“We believe in setting our boys up for success, and for a lot of our students, driving them toward college and insurmountable student debt is a tragic disservice,” said Sacher Dawson, HOPE Farm executive director. “With vocational training, our boys will graduate high school with real hands-on work experience, a trade certificate and connections to community business leaders. A career-ready, Christ-centered, empowered young man is a great gift to himself, his family and his community.”

HOPE Farm is working with Tarrant County College and the City of Fort Worth to create a sustainable curriculum of vocational training in the areas of welding, plumbing, HVAC and light mechanic. The center will dovetail with HOPE Farm’s four-pillars approach: Read (academic development), Feed (physical development), Parent (spiritual development) and Empower (social development).

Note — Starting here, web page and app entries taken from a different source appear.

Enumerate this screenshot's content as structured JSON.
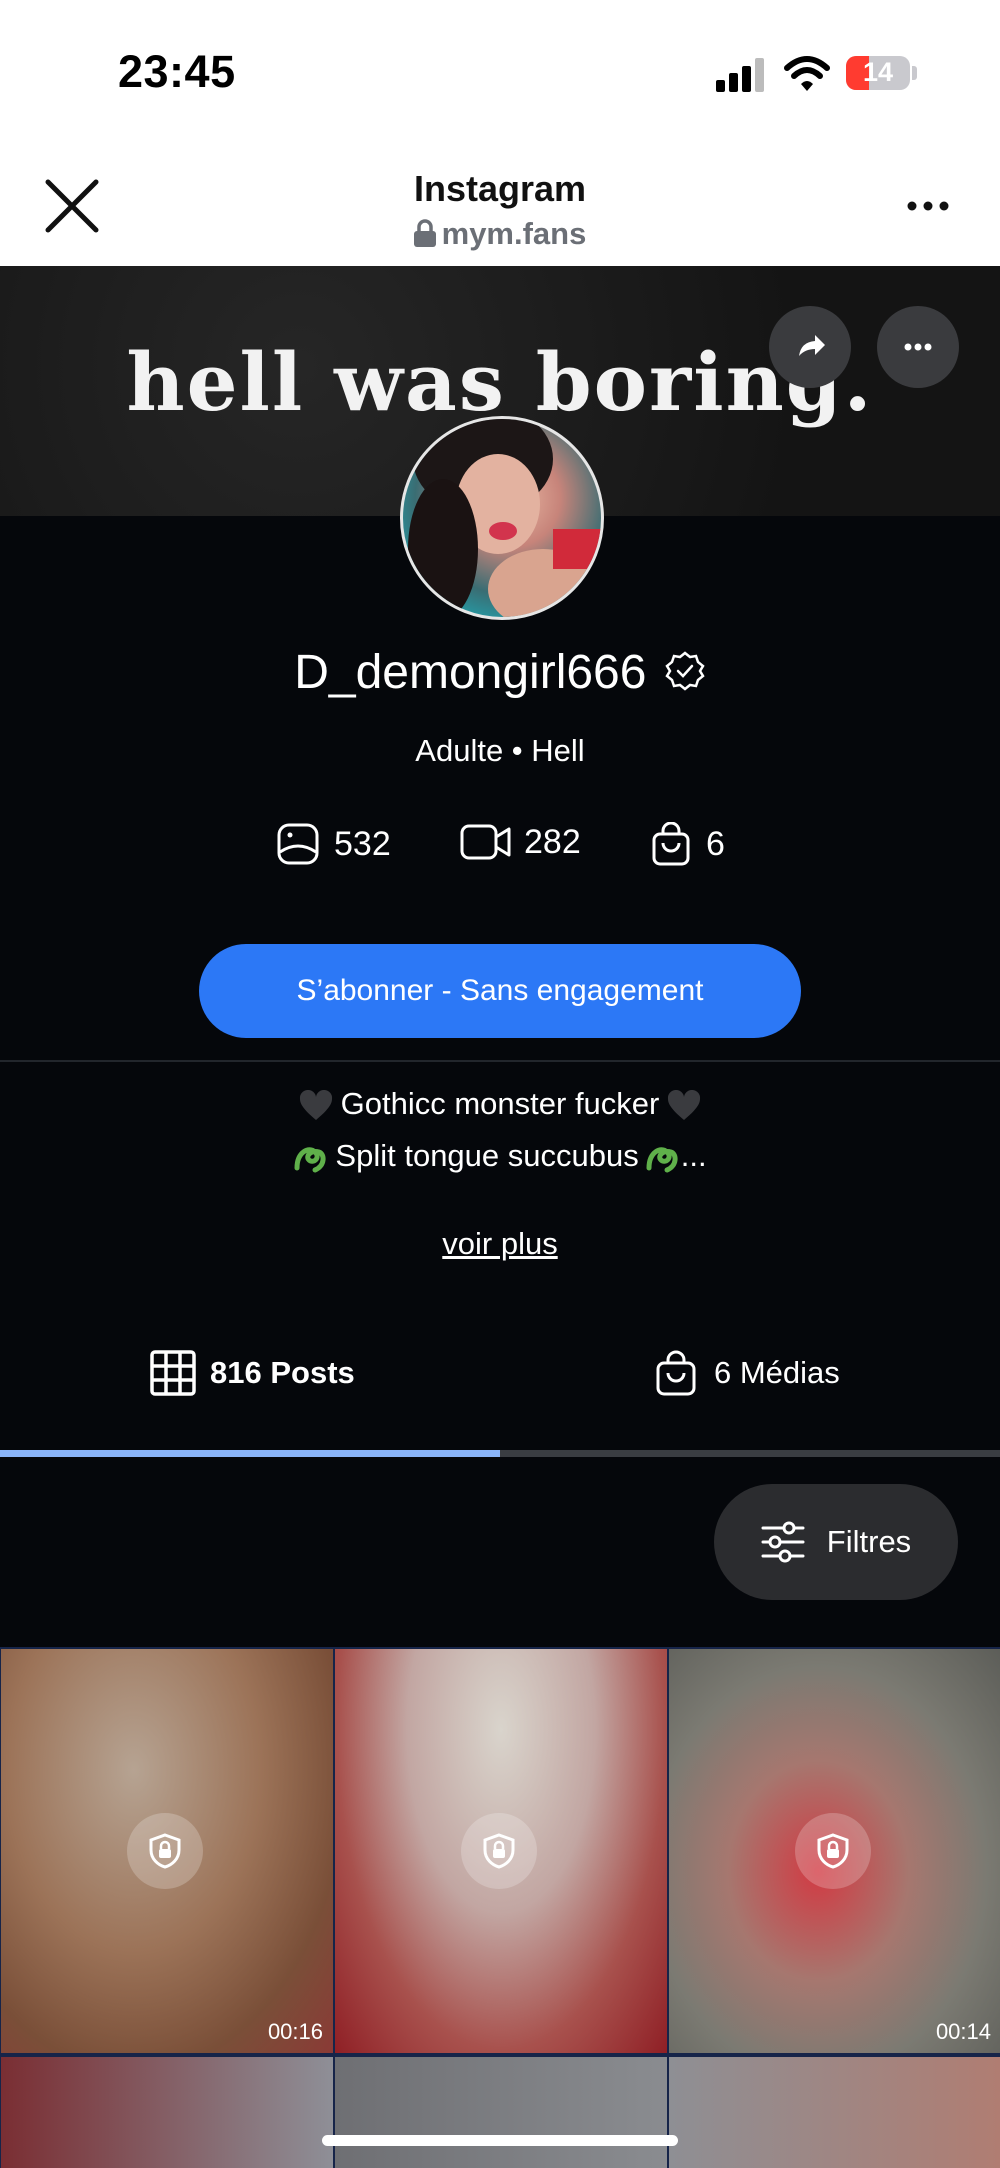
{
  "status_bar": {
    "time": "23:45",
    "battery": "14"
  },
  "browser": {
    "title": "Instagram",
    "url": "mym.fans"
  },
  "banner": {
    "text": "hell was boring."
  },
  "profile": {
    "name": "D_demongirl666",
    "subtitle": "Adulte • Hell",
    "stats": {
      "photos": "532",
      "videos": "282",
      "medias": "6"
    },
    "subscribe_label": "S’abonner - Sans engagement",
    "bio_line1": "Gothicc monster fucker",
    "bio_line2": "Split tongue succubus",
    "bio_line2_suffix": "...",
    "voir_plus": "voir plus"
  },
  "tabs": {
    "posts": "816 Posts",
    "medias": "6 Médias",
    "active": "posts"
  },
  "filters_label": "Filtres",
  "grid": [
    {
      "duration": "00:16"
    },
    {
      "duration": ""
    },
    {
      "duration": "00:14"
    }
  ],
  "colors": {
    "accent": "#2c78f6",
    "tab_indicator": "#8ab4f8",
    "background": "#05070b"
  }
}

“Fort Worth is a roll-your-sleeves-up, get-to-work kind of town,” Dawson said. “I’m thrilled that HOPE Farm is creating a vocational program to help ensure the next generation of our workforce is ready for incredible opportunity. HOPE Farm is changing the tide of our community, one young man at a time.”

The organization plans to open the Slone Vocational Center to the first students in August 2022.

People interested in making donations or in-kind gifts should contact Victor Neil at 817-926-9116. Now through Dec. 31, an anonymous donor will match all gifts for the Slone Vocational Center up to $70,000.